Symbian Web Tools Help Developers Go Mobile

The Symbian Foundation says its Web Runtime Tools help Web developers become mobile phone application developers.

The Symbian Foundation's Web Runtime Tools help turn Web developers into mobile phone application developers.

"Symbian Foundation's open-source Web Development Toolkit IDE (integrated development environment) enables developers to develop and deploy Web applications to mobile devices," Symbian said on its Website.

On its page for the tools, Symbian said: "Using Symbian's Web Runtime Tools you can quickly and easily develop, distribute and install Web applications on Symbian devices. All of this can be done using standard Web programming skills like HTML/JavaScript/CSS, and by exploring just a few more JavaScript APIs you can directly access device-specific APIs like contacts, accelerometer and location."

Symbian Foundation Development Tools Manager Paul Beusterien initially blogged about the tools on April 6 and revisited the issue in an April 29 post describing the impact the tools appear to be having on developers.

Beusterien said Symbian's goal in issuing the new tools is "to help Web developers create applications for the Web Runtime (WRT). The main release [criterion] was to provide an IDE that had at least feature parity with the alternatives. We believed we met that, as well as providing some additional improvements," he said.

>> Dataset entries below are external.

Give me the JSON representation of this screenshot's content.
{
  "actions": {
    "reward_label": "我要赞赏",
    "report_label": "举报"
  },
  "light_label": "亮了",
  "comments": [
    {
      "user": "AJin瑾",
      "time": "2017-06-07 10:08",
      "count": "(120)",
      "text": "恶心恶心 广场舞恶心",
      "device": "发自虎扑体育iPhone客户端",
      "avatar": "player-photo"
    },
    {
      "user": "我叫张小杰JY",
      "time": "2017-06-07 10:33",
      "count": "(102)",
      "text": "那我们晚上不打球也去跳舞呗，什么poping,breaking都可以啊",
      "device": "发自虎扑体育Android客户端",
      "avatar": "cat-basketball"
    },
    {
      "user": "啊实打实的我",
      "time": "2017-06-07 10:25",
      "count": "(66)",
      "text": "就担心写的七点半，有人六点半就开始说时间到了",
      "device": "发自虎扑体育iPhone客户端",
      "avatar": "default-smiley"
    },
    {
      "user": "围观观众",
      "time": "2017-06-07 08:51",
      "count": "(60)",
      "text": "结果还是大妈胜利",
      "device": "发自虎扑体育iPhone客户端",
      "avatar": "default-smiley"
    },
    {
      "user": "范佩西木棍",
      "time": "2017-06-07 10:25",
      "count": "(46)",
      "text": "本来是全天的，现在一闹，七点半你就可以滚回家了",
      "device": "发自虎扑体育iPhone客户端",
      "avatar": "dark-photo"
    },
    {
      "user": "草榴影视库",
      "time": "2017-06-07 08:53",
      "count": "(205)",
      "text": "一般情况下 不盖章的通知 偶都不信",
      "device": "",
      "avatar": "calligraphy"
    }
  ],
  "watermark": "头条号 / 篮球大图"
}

"The key difference is this IDE is developed with purely open-source components from Eclipse JSDT [JavaScript Development Tools], Chromium and Nokia," Beusterien continued. "We plan to collaborate with Eclipse, Symbian and other open-source communities to rapidly innovate and improve these tools to enable developers to create more and more compelling mobile Web apps."

In the later post, Beusterien said he ran into developers at a meet-up in San Francisco who lauded the tools. One developer in particular said he was glad he could use Web technologies and not have to "dust off his rusty C++ programming skills" to build mobile applications. Beusterien said: "Instead he could just continue using his Web programming skills [in] which he has years of expertise. And by learning just a few additional JavaScript APIs, he was able to access some of the device-specific features, like the contacts, accelerometer and location. The previewing, debugging, packaging and deployment functionality in the tools also contributed to his transition to mobile device app creation."

Beusterien added:

""So the lesson seems to be, if you can develop for the Web then you can develop applications for Symbian. The simplicity of this message hopefully makes it easy for the word to spread among the Web development community. With so many Web developers out there and so many great devices coming to market, I'm sure that conversations like the one I had recently will be repeated many times over. Convergence is happening between once distinct tribes and this makes for really interesting and exciting community interactions.It's been proven that compelling applications have the ability to fuel robust communities. In this way, Symbian Web Development Tools are an excellent entry point for Web developers to broaden their experience and seize opportunities in the mobile marketplace. And the low learning curve enables them to just start making and deploying great Web apps, [complementing] their portfolio along the way.""

Meanwhile, Beusterien said Symbian will include deep support for HTML5 in Symbian 4, the next major release of the Symbian smartphone operating system.